think my case was too bad – compared with having my legs blown off by an Afghan mine. She said it was because I was beginning to deal with things, that they were starting to come to the surface. “I don’t want to think about those things,” I told her. “But my mind keeps playing them over and over again.” “Again, quite normal,” Reeta said. “You’ve been mentally scarred by them. They’re imprinted on your mind.” She said it was also common to forget the nice stuff, as if my brain had rejected the memory of all the good things that had ever happened to me. My sense of safety and trust had been shattered, she explained, but the way forward was not to avoid the trauma that had brought me this far, but to relive it. I needed to go through the feelings; identify my emotions, put them into perspective. So I agreed to her sessions. Cognitive therapy, she called it. They made me feel a little better. I felt flattered, just talking about myself – and my experiences seemed to interest her. I told Reeta how I’d pulled Sophie Kelly, the bestlooking girl I had ever seen. How I had fallen in love with her, but how those emotions were now mixed up with the bad feelings about her old man. How I had used Sophie to get close to Tommy Kelly, her dad, who ran the largest, slickest, most violent crime organization in South London. I felt guilty about her, but weirdly also about him. Guilty that I’d gained their trust, and love, to gather intelligence against them for Tony’s organization.

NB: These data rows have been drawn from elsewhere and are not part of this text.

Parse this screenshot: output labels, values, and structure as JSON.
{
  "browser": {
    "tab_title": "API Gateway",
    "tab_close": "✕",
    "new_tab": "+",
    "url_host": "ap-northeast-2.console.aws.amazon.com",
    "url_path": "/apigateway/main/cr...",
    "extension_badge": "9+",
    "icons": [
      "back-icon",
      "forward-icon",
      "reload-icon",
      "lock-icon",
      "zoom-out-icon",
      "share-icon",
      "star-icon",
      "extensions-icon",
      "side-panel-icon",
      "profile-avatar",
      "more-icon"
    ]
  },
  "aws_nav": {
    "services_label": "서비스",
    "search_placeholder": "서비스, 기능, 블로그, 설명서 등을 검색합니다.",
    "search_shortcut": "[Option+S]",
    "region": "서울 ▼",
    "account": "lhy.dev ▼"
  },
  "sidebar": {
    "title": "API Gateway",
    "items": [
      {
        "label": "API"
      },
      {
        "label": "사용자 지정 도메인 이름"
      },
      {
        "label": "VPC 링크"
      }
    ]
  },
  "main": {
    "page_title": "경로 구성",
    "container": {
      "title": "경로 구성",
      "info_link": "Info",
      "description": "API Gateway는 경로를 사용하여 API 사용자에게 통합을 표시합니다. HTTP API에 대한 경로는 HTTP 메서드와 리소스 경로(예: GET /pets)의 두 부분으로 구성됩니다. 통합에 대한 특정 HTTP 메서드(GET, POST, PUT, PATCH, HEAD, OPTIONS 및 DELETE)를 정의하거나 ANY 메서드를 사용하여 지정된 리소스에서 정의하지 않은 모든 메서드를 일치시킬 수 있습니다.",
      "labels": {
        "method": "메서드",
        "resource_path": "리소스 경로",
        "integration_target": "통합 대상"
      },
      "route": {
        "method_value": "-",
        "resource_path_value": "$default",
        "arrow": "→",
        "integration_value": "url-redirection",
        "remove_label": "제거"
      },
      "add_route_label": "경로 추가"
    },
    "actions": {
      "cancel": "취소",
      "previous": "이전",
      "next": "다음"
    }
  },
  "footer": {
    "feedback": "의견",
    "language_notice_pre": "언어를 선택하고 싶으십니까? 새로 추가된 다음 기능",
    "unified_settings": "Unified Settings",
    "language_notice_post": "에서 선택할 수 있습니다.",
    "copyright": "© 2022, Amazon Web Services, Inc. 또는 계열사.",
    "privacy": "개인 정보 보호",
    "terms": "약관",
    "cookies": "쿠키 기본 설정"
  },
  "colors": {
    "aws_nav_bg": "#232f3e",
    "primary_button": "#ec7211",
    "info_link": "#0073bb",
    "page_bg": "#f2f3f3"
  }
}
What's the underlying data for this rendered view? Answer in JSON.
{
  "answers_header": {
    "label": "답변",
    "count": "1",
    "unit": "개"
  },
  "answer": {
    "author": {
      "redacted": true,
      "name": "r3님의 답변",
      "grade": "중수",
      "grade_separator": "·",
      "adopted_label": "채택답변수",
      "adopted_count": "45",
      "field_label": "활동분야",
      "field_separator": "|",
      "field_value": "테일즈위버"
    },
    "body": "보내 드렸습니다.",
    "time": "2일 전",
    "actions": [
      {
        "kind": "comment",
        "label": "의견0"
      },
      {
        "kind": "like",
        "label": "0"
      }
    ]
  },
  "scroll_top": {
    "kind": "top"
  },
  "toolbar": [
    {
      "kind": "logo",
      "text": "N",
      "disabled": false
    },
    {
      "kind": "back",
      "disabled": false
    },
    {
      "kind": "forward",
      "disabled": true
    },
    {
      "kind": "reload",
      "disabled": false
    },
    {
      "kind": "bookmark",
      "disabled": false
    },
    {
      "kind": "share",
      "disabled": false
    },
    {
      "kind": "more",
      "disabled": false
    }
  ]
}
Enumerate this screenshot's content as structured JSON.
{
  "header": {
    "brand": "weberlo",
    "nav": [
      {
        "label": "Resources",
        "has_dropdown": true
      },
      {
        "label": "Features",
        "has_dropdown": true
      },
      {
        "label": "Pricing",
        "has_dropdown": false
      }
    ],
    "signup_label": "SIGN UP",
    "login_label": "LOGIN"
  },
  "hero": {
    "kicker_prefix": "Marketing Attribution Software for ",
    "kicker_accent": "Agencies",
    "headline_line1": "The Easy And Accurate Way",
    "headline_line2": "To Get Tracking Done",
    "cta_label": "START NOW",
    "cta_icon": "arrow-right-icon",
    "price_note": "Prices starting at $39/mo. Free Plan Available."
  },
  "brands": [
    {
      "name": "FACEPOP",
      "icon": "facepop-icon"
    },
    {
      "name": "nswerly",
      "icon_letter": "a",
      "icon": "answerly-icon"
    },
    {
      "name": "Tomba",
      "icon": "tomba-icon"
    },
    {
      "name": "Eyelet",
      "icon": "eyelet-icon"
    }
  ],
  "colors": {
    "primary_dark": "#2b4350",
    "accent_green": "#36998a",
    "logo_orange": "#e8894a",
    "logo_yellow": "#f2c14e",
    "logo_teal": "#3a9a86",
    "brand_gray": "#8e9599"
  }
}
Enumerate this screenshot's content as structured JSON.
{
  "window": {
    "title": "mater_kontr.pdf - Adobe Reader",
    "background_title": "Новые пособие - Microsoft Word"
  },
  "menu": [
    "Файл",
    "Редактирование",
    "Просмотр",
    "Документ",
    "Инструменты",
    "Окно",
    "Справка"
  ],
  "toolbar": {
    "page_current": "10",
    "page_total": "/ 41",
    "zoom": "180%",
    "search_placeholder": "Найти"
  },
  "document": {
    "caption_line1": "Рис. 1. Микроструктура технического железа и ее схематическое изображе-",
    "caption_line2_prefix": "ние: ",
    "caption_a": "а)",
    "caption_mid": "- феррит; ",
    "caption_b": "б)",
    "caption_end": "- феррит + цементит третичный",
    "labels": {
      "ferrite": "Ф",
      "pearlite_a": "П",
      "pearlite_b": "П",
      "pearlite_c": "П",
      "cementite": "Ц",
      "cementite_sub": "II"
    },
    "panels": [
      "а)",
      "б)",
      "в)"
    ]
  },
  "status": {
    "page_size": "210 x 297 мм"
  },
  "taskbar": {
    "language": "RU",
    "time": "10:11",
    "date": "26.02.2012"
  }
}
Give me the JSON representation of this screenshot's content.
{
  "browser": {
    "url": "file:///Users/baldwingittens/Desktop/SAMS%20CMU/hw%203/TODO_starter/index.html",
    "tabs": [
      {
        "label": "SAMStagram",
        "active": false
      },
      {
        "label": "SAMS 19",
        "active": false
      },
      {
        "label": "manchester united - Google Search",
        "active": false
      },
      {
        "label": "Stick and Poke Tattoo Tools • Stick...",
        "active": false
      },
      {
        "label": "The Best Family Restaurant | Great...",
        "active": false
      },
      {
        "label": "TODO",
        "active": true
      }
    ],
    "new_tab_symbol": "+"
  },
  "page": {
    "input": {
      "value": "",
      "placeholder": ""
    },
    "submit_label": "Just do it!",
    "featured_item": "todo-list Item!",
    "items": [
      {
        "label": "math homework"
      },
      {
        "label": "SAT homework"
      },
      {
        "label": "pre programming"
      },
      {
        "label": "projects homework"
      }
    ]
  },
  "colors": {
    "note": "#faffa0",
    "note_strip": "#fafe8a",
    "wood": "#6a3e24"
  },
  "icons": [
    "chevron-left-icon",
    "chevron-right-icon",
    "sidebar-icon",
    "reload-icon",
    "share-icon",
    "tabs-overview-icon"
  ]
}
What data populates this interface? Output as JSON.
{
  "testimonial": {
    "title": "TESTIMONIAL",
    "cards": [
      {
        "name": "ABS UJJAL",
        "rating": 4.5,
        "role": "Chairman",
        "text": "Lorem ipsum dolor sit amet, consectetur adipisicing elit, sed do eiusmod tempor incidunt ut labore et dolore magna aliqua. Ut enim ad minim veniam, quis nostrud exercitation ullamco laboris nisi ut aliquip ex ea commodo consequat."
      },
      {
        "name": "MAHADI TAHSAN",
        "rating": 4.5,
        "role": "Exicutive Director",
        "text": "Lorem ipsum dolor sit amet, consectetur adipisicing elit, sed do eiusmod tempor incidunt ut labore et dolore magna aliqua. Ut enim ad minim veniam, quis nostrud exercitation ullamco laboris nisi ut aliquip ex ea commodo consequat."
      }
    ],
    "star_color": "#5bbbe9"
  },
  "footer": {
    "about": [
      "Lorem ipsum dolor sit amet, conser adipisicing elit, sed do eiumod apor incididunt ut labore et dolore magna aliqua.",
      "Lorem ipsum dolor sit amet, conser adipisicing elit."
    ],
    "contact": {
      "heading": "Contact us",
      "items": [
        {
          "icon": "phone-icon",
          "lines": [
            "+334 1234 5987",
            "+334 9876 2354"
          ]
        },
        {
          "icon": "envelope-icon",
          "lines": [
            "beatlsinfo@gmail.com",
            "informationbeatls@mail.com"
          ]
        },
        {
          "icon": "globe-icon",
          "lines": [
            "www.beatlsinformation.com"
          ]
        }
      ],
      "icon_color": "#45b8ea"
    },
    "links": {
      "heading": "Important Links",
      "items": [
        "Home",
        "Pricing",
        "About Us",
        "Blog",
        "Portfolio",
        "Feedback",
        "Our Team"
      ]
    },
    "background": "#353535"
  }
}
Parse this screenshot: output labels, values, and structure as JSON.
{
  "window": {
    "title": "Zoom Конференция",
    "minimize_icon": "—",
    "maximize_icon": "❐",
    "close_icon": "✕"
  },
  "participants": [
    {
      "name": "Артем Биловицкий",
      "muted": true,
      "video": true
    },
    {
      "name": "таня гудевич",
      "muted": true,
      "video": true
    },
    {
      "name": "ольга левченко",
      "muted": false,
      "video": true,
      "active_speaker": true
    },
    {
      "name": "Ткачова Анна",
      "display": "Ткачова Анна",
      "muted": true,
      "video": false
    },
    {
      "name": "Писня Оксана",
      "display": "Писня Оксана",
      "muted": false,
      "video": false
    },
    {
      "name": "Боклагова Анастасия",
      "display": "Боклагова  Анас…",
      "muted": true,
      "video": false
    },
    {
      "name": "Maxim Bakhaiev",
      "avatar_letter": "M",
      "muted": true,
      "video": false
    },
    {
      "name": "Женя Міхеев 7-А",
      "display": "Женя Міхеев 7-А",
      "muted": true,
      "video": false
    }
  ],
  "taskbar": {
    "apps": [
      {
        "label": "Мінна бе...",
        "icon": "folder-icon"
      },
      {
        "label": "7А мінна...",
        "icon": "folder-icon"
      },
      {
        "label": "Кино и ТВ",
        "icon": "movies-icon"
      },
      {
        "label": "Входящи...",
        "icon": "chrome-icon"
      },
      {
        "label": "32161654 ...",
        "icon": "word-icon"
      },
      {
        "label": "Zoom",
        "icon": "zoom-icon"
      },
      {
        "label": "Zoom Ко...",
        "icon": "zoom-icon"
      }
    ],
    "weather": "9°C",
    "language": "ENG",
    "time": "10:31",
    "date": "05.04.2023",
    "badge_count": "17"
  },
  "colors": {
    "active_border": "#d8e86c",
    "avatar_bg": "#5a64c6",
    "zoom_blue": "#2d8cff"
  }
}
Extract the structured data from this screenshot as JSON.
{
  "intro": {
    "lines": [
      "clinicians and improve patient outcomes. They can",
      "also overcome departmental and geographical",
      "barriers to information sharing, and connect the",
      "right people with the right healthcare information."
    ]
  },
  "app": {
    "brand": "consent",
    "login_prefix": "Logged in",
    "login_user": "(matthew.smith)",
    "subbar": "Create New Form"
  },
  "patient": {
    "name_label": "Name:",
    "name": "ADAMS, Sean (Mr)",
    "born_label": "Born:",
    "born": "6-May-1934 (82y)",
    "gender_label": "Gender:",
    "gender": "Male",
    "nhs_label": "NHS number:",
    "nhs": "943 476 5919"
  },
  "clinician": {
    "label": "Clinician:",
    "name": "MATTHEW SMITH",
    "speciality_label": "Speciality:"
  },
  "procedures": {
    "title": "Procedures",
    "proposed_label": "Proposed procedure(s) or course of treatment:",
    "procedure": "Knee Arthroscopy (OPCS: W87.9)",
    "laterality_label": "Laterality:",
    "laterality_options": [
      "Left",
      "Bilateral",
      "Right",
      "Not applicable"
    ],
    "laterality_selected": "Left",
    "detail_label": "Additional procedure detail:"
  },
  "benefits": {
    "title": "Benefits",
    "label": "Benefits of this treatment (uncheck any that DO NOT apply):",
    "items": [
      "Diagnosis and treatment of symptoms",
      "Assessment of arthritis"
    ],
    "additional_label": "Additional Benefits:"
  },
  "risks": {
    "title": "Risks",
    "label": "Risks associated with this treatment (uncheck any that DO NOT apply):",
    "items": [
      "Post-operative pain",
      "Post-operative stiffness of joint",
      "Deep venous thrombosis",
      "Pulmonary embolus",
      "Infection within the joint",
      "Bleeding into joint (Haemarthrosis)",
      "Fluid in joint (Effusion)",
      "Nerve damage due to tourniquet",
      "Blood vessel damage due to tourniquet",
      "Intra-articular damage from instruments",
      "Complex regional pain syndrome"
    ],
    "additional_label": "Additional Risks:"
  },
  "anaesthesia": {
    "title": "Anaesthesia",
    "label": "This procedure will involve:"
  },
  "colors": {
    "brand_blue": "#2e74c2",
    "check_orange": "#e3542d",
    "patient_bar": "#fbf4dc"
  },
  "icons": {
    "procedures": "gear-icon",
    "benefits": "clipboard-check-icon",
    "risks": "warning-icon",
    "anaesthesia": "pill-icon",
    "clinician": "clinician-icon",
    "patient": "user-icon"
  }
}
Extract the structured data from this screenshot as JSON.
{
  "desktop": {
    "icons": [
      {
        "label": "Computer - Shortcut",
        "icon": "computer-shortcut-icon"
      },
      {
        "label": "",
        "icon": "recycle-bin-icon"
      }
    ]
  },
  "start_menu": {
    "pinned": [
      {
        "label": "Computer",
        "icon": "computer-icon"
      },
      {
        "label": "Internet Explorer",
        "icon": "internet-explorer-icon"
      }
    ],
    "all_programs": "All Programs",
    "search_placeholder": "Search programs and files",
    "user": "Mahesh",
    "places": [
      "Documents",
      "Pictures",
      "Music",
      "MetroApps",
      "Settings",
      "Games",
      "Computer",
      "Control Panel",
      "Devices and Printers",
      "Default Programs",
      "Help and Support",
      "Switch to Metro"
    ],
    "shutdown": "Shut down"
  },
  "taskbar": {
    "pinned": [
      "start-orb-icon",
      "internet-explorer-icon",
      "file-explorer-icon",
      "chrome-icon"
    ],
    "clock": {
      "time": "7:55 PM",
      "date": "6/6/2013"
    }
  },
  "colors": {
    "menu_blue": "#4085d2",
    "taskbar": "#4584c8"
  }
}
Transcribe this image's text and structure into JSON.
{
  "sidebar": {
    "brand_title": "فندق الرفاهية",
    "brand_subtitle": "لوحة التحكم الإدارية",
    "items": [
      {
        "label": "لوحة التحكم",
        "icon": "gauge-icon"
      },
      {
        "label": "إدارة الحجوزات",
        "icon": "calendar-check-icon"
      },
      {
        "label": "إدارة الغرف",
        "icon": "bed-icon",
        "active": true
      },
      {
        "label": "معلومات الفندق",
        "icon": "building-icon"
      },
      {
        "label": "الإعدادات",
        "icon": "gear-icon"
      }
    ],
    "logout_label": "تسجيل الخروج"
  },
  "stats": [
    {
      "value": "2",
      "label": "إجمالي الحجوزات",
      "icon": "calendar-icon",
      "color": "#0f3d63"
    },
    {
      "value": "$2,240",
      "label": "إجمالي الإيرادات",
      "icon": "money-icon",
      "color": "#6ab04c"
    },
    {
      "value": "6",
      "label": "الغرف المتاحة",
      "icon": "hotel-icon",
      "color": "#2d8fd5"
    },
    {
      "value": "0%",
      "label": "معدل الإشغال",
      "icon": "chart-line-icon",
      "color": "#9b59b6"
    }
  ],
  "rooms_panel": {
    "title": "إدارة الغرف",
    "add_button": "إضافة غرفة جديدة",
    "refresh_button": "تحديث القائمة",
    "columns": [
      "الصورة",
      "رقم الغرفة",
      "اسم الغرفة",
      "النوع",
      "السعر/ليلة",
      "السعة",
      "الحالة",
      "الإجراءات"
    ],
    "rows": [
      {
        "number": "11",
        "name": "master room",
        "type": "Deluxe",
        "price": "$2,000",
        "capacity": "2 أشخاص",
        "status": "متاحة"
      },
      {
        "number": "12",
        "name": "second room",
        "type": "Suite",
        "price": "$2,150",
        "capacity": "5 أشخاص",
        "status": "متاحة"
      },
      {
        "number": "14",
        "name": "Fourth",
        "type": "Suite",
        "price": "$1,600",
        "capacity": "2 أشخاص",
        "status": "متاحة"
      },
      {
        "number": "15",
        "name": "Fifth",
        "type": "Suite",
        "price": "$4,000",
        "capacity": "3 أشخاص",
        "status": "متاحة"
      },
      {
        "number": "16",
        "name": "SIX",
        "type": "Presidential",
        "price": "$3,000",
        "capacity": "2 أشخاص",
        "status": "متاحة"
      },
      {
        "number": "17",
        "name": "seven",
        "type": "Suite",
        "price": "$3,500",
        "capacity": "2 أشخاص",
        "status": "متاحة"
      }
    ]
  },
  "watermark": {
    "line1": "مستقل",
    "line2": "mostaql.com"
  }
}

14

“Tommy took me under his wing,” I explained. “He treated me like a son.” “Does he have a son?” Reeta asked. “Yes,” I said. “That was the trouble. Jason, his son, was – is – a psycho. He was up to his neck in drink and drugs, porn, dog fights … the lot.” “He sounds charming.” Reeta smiled. I gave half a laugh. “Oh, he is,” I said. “He’ll be right at home where he is now, in Belmarsh. He’ll have plenty of mates.” “Did you get on?” “He hated me,” I said. “He hated the fact that his family liked me, that his dad liked me.” “Do you think his dad preferred you?” Reeta asked. “Were you the son he would have liked?” “Yeah,” I admitted. “Probably.” Again, images flashed through my mind: in the car with Tommy, sailing in Croatia, looking at paintings. Like father and son. I had no father to speak of, and the idea of a father figure had appealed to me. “So do you feel betrayed by Tommy Kelly?” I thought about it for a moment. “No,” I said finally. “He did the right thing in the end. He looked after his own. Blood’s thicker than water and all that. Even though he knew it would shaft him, his priority was to look out for Jason, love him or hate him, his own son. If anything, I betrayed Tommy.” “You sound as if you admire him,” Reeta said. “I suppose I do in a way.” Despite the ruthlessness of the gang he ran and the violence he approved, I did have

15

a sneaking admiration for Tommy Kelly. I felt sick when I thought back to fighting him out on the marshes, when I remembered smashing my fist into his face. Despite knowing that the bloke was an arch-villain, in my heart of hearts it had felt wrong. “Do you feel betrayed by anyone, Eddie?” Reeta held me in her gaze. I thought about the bloke who had been around all through my childhood. The uncle figure who had been a support for me, my mum and my brother but who had ultimately recruited my brother and me into intelligence work. “Yes,” I said. “Tony Morris.”

Sign up to vote on this title
UsefulNot useful